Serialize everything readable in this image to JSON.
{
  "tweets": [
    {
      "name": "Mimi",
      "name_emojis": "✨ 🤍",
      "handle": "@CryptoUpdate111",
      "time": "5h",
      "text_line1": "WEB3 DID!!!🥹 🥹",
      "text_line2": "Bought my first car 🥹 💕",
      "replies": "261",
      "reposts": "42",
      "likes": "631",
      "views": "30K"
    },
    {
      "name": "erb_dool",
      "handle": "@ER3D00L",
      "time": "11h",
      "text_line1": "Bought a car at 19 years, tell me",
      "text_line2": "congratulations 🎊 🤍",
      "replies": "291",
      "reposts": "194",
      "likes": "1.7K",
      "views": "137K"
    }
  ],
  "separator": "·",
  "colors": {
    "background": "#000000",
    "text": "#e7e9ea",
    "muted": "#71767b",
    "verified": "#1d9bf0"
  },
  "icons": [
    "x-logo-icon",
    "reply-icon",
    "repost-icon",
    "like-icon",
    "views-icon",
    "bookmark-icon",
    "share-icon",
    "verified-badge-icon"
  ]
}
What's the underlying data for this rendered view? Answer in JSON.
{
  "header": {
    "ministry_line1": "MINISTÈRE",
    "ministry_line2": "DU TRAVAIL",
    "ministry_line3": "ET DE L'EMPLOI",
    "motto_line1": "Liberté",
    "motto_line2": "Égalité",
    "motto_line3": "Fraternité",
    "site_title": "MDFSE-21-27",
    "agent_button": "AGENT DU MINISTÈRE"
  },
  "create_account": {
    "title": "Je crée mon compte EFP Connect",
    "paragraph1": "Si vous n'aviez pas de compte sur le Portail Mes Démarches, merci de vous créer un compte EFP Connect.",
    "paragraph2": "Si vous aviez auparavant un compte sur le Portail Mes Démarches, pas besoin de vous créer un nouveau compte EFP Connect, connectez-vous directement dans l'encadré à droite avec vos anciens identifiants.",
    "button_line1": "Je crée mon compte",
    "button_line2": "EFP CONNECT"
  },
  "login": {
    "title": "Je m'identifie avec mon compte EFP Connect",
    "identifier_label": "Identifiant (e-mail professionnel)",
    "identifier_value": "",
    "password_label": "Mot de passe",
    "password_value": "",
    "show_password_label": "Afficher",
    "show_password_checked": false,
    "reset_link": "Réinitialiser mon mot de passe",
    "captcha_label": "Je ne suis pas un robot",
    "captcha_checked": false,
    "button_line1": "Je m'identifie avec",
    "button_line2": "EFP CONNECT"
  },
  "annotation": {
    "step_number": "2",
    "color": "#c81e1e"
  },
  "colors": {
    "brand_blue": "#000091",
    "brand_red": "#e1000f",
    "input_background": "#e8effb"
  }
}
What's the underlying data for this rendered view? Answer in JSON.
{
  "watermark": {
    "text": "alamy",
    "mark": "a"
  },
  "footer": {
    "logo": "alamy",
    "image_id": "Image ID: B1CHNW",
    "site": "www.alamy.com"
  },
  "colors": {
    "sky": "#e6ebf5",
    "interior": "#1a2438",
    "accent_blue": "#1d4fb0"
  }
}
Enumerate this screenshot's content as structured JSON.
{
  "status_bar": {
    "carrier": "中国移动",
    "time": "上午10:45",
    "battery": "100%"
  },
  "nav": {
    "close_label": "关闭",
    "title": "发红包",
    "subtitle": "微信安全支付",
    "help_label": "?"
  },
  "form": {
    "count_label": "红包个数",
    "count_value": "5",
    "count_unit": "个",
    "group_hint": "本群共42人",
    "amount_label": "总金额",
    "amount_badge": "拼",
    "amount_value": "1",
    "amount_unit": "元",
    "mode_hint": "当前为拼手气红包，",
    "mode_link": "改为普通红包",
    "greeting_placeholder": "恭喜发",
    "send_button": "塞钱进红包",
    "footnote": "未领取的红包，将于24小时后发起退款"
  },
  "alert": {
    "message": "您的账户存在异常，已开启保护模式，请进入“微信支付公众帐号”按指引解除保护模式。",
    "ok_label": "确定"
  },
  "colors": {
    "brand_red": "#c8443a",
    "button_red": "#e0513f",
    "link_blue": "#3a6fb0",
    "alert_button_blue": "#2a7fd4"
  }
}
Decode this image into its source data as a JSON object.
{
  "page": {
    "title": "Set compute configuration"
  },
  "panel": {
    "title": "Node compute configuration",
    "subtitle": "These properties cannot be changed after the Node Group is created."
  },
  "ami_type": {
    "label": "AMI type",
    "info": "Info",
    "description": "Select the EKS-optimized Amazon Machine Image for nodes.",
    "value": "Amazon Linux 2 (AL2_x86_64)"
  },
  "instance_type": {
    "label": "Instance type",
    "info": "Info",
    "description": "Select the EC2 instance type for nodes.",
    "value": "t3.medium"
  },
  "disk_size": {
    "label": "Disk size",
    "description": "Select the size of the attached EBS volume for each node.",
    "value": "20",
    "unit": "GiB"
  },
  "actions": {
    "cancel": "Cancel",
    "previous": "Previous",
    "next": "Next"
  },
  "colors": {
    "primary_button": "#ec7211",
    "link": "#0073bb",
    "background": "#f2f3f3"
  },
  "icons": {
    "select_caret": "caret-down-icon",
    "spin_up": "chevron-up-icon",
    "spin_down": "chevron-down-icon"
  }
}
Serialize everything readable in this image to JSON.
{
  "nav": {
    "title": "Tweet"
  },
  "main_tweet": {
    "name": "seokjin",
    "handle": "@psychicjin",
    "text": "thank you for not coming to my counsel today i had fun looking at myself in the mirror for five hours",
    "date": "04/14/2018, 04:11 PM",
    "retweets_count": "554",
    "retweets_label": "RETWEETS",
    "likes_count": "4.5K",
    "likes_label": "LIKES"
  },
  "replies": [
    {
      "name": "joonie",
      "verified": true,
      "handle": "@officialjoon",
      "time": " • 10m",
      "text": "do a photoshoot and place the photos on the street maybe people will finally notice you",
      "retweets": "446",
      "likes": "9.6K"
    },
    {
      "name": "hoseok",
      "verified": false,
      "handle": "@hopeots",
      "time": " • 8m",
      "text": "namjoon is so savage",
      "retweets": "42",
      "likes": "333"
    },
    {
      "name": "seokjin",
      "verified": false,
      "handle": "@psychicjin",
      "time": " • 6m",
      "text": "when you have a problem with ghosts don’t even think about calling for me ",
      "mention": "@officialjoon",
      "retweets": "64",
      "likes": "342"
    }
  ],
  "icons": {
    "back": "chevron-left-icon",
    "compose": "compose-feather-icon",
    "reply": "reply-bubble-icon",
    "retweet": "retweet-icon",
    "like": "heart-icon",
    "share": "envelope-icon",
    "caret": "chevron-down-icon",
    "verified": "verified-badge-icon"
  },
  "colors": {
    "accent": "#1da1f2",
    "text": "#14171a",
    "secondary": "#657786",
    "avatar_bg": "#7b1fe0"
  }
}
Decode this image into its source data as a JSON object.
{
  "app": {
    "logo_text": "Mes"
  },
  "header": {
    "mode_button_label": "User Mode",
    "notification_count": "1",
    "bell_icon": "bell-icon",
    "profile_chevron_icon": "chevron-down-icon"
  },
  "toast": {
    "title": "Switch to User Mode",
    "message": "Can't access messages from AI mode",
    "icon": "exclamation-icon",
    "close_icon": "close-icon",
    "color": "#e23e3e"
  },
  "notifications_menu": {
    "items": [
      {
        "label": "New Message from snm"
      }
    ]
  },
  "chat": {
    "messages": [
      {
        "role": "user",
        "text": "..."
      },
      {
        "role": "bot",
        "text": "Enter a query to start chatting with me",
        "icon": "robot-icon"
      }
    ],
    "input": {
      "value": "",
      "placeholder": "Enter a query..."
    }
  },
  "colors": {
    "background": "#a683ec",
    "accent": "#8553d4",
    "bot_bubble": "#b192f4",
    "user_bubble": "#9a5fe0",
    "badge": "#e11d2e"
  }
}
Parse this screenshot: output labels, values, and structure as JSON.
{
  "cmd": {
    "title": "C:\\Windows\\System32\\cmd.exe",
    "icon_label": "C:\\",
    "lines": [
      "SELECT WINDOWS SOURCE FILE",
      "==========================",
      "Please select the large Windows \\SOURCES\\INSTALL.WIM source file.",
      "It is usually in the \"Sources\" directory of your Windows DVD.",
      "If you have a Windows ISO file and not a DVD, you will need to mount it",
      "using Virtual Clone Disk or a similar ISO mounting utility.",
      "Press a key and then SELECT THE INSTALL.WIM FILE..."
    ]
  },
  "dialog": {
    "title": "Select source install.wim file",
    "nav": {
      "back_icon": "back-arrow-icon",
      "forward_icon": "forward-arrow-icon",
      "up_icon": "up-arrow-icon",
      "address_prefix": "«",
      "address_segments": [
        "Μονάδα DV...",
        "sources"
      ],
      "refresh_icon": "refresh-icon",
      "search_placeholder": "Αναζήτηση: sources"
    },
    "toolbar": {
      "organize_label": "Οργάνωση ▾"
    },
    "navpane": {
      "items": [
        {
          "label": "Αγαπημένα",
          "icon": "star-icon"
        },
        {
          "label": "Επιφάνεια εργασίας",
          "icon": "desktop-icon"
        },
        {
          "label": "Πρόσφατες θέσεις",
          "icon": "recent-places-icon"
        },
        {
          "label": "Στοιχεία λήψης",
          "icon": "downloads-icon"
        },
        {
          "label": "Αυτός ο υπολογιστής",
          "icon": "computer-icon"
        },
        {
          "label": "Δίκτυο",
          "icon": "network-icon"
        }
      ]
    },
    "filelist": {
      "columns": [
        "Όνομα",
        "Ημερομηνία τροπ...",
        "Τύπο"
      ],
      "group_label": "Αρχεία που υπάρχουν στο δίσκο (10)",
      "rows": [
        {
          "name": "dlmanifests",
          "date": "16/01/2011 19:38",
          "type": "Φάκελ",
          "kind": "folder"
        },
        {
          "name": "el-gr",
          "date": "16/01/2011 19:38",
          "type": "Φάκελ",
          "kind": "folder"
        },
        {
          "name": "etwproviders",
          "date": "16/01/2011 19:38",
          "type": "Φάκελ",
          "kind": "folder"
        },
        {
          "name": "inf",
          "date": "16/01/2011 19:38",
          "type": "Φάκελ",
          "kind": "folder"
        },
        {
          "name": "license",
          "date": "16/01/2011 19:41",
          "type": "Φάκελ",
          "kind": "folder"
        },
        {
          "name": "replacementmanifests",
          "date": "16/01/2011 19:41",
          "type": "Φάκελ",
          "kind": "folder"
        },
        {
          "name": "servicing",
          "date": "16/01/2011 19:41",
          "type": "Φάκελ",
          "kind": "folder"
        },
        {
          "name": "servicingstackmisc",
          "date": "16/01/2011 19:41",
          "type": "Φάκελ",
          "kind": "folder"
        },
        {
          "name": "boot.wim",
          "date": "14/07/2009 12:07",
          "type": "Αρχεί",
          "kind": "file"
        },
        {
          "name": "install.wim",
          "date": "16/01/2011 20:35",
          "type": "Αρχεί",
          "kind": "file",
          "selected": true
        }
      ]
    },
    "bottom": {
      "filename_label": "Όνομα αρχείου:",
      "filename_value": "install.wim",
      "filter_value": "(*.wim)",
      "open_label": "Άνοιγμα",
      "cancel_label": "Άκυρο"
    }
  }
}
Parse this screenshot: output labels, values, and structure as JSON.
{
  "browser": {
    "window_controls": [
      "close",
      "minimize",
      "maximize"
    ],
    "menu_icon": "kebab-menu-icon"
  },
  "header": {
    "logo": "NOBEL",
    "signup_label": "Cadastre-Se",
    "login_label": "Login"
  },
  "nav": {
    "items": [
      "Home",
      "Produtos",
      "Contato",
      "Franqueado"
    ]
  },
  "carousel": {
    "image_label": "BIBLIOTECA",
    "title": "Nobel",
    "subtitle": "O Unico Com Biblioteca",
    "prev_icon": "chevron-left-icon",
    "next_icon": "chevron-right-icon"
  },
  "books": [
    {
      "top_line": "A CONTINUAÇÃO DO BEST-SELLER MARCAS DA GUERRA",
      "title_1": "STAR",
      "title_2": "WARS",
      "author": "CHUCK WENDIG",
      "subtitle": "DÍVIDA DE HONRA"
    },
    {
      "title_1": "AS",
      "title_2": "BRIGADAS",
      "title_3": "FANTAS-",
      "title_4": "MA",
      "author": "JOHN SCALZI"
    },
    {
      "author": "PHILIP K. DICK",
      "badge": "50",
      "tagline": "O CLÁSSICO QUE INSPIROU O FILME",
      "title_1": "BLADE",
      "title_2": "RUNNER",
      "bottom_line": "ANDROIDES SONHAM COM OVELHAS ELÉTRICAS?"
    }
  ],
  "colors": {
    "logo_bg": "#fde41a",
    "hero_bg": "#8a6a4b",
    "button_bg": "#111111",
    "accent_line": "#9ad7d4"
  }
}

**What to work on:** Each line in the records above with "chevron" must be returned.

**Result for this task:**
    "spin_up": "chevron-up-icon",
    "spin_down": "chevron-down-icon"
    "back": "chevron-left-icon",
    "caret": "chevron-down-icon",
    "profile_chevron_icon": "chevron-down-icon"
    "prev_icon": "chevron-left-icon",
    "next_icon": "chevron-right-icon"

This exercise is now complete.